TASK INSTRUCTIONS ▸ In the entries below, how many lines contain the word "affected"? State the number and nothing more.

=== SUPPLIED RECORDS ===

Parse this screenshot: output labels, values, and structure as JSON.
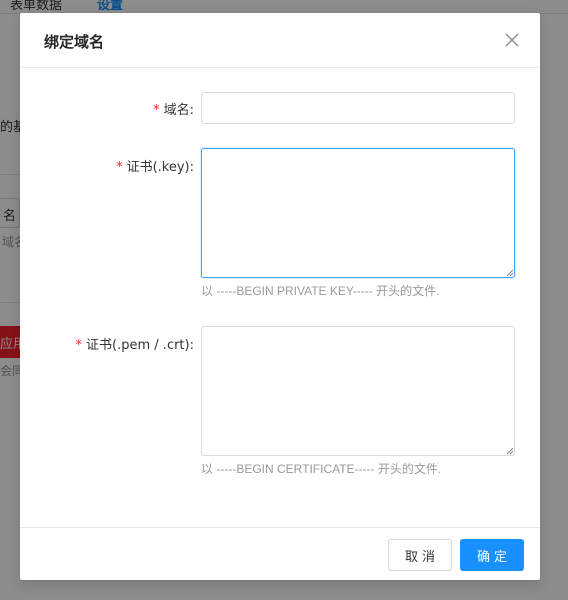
{
  "background": {
    "tabs": [
      "表单数据",
      "设置"
    ],
    "fragments": [
      "的基",
      "域名",
      "应用",
      "会同"
    ],
    "input_fragment": "名"
  },
  "modal": {
    "title": "绑定域名",
    "close_icon": "close-icon",
    "fields": [
      {
        "label": "域名",
        "colon": ":",
        "required": true,
        "value": "",
        "help": ""
      },
      {
        "label": "证书(.key)",
        "colon": ":",
        "required": true,
        "value": "",
        "help": "以 -----BEGIN PRIVATE KEY----- 开头的文件."
      },
      {
        "label": "证书(.pem / .crt)",
        "colon": ":",
        "required": true,
        "value": "",
        "help": "以 -----BEGIN CERTIFICATE----- 开头的文件."
      }
    ],
    "required_mark": "*",
    "cancel_label": "取消",
    "ok_label": "确定"
  },
  "colors": {
    "primary": "#1890ff",
    "required": "#f5222d",
    "mask": "rgba(0,0,0,0.45)"
  }
}
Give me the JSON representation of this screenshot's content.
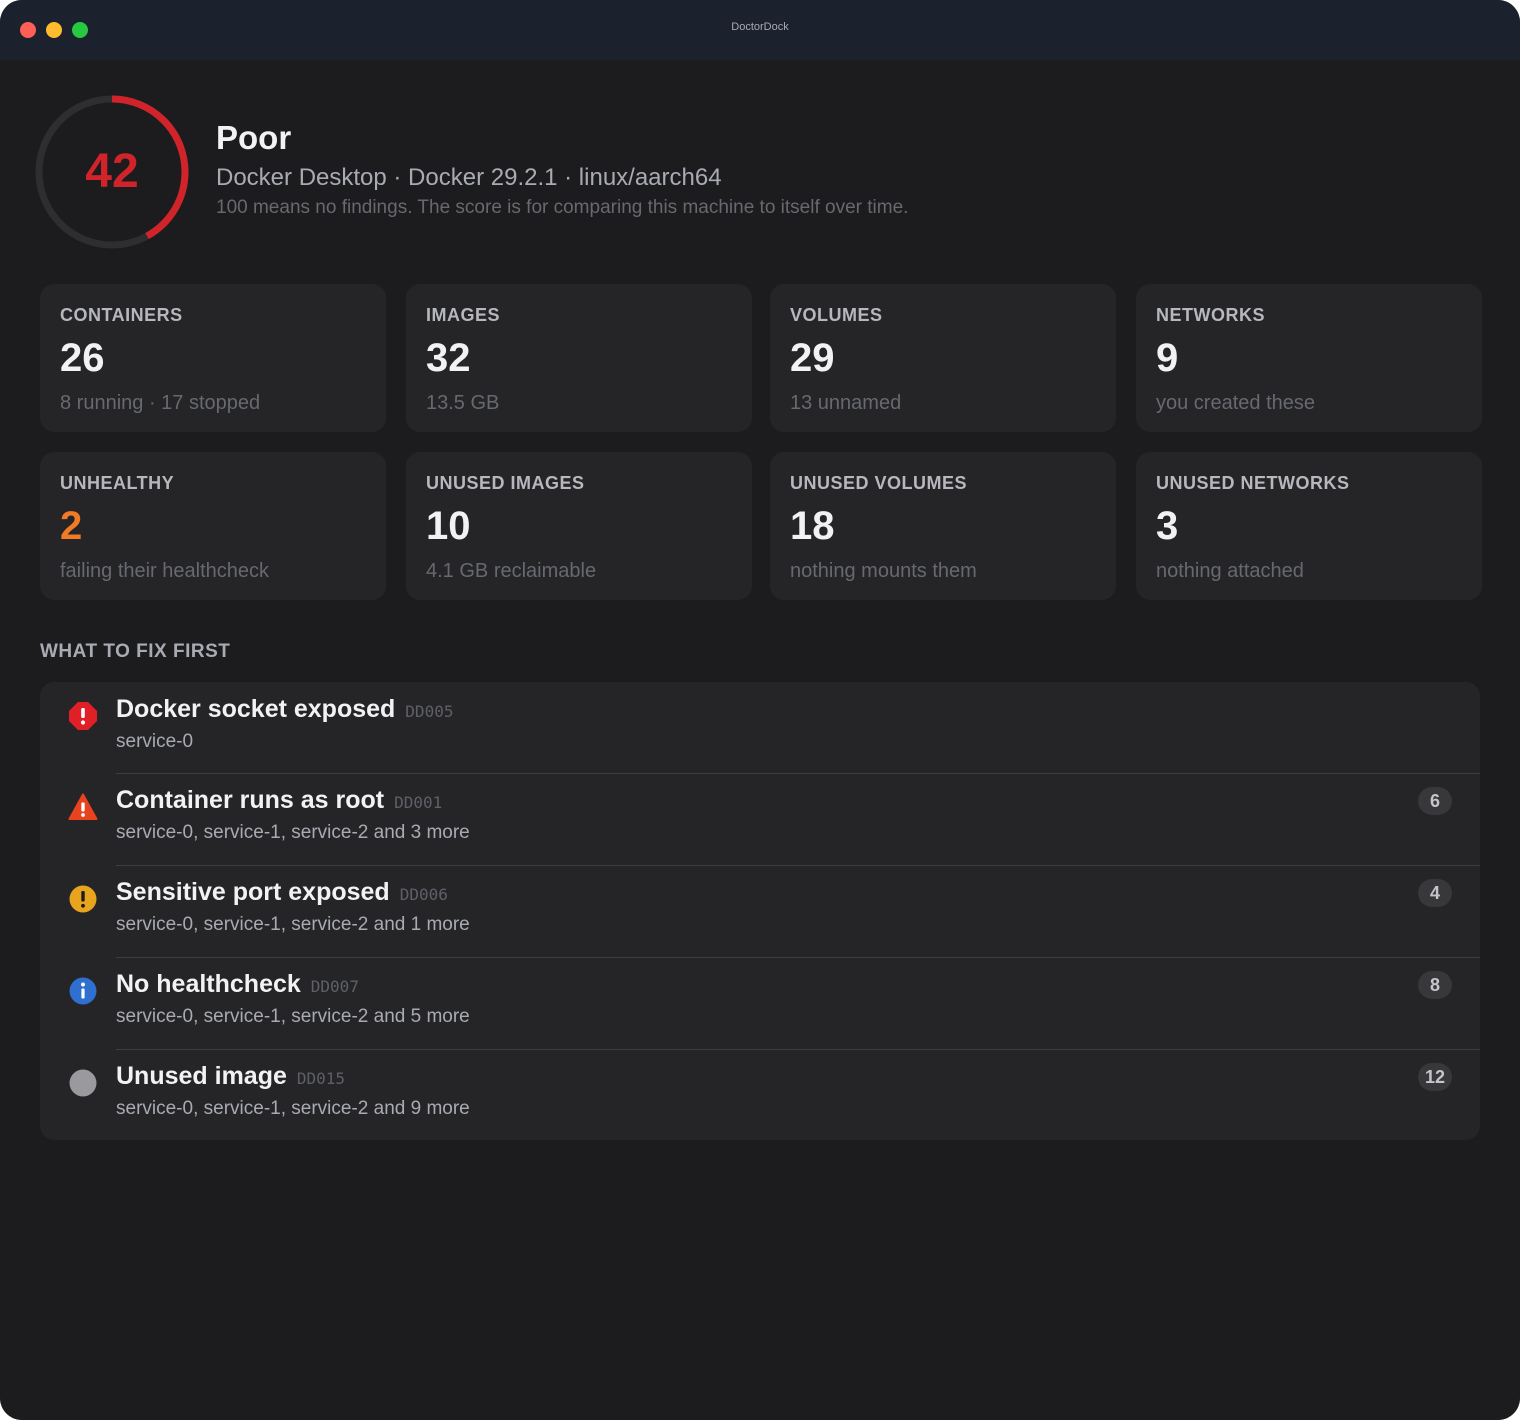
{
  "window": {
    "title": "DoctorDock"
  },
  "score": {
    "value": 42,
    "max": 100,
    "status": "Poor",
    "ring_color": "#d0242a",
    "track_color": "#2e2e31",
    "environment": "Docker Desktop · Docker 29.2.1 · linux/aarch64",
    "note": "100 means no findings. The score is for comparing this machine to itself over time."
  },
  "stats": [
    {
      "label": "CONTAINERS",
      "value": "26",
      "sub": "8 running · 17 stopped"
    },
    {
      "label": "IMAGES",
      "value": "32",
      "sub": "13.5 GB"
    },
    {
      "label": "VOLUMES",
      "value": "29",
      "sub": "13 unnamed"
    },
    {
      "label": "NETWORKS",
      "value": "9",
      "sub": "you created these"
    },
    {
      "label": "UNHEALTHY",
      "value": "2",
      "sub": "failing their healthcheck",
      "accent": "#f07a26"
    },
    {
      "label": "UNUSED IMAGES",
      "value": "10",
      "sub": "4.1 GB reclaimable"
    },
    {
      "label": "UNUSED VOLUMES",
      "value": "18",
      "sub": "nothing mounts them"
    },
    {
      "label": "UNUSED NETWORKS",
      "value": "3",
      "sub": "nothing attached"
    }
  ],
  "fix_section": {
    "title": "WHAT TO FIX FIRST",
    "items": [
      {
        "severity": "critical",
        "icon": "critical-icon",
        "color": "#e01f26",
        "title": "Docker socket exposed",
        "code": "DD005",
        "affected": "service-0",
        "count": ""
      },
      {
        "severity": "high",
        "icon": "warning-triangle-icon",
        "color": "#e8431f",
        "title": "Container runs as root",
        "code": "DD001",
        "affected": "service-0, service-1, service-2 and 3 more",
        "count": "6"
      },
      {
        "severity": "medium",
        "icon": "caution-icon",
        "color": "#e8a41c",
        "title": "Sensitive port exposed",
        "code": "DD006",
        "affected": "service-0, service-1, service-2 and 1 more",
        "count": "4"
      },
      {
        "severity": "info",
        "icon": "info-icon",
        "color": "#2e6fd0",
        "title": "No healthcheck",
        "code": "DD007",
        "affected": "service-0, service-1, service-2 and 5 more",
        "count": "8"
      },
      {
        "severity": "low",
        "icon": "dot-icon",
        "color": "#9a9a9e",
        "title": "Unused image",
        "code": "DD015",
        "affected": "service-0, service-1, service-2 and 9 more",
        "count": "12"
      }
    ]
  }
}
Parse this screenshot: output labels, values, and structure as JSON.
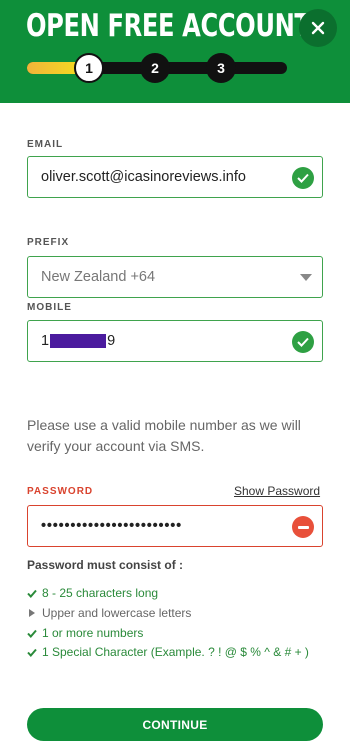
{
  "header": {
    "title": "OPEN FREE ACCOUNT",
    "close_icon": "close-icon",
    "background": "#0e8f3a"
  },
  "progress": {
    "steps": [
      "1",
      "2",
      "3"
    ],
    "current_step": 1
  },
  "email": {
    "label": "EMAIL",
    "value": "oliver.scott@icasinoreviews.info",
    "status": "valid"
  },
  "prefix": {
    "label": "PREFIX",
    "value": "New Zealand +64"
  },
  "mobile": {
    "label": "MOBILE",
    "value_start": "1",
    "value_end": "9",
    "status": "valid"
  },
  "info_text": "Please use a valid mobile number as we will verify your account via SMS.",
  "password": {
    "label": "PASSWORD",
    "show_label": "Show Password",
    "masked_value": "••••••••••••••••••••••••",
    "status": "error"
  },
  "rules": {
    "title": "Password must consist of :",
    "items": [
      {
        "text": "8 - 25 characters long",
        "met": true
      },
      {
        "text": "Upper and lowercase letters",
        "met": false
      },
      {
        "text": "1 or more numbers",
        "met": true
      },
      {
        "text": "1 Special Character (Example. ? ! @ $ % ^ & # + )",
        "met": true
      }
    ]
  },
  "continue_label": "CONTINUE"
}
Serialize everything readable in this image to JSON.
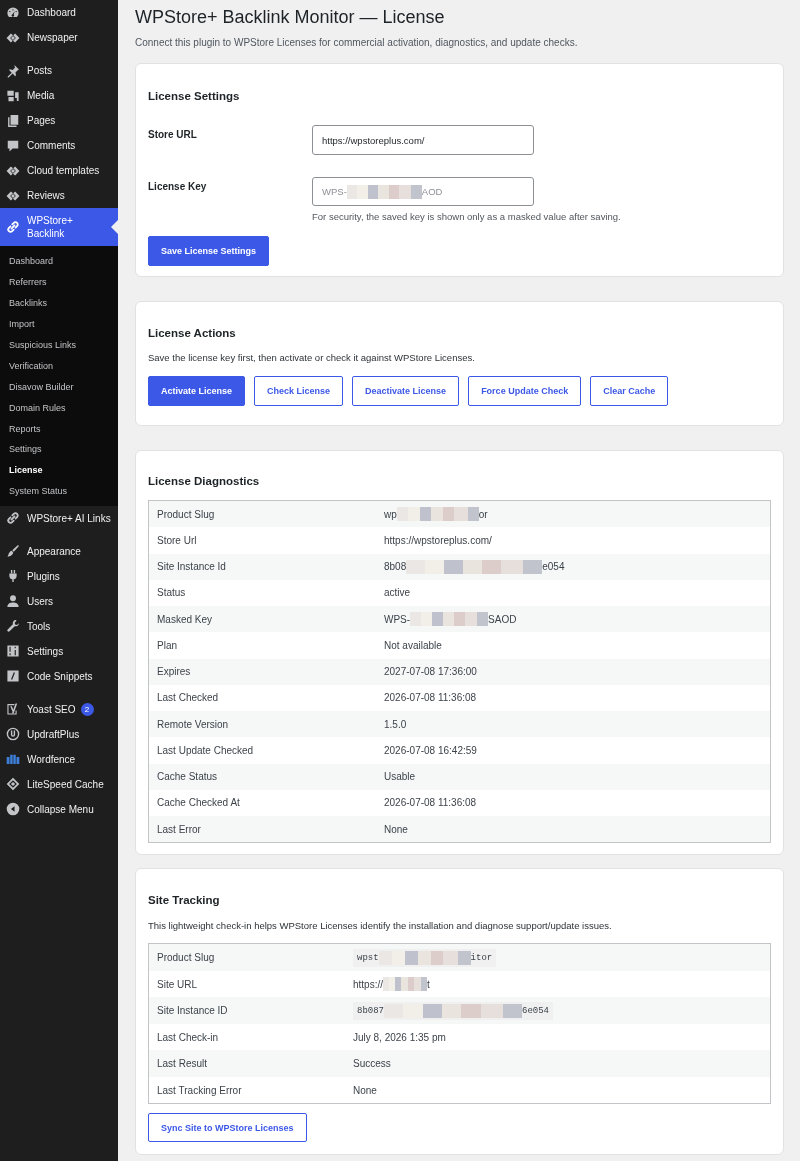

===

SOLUTION TO THIS PROBLEM ▸ 5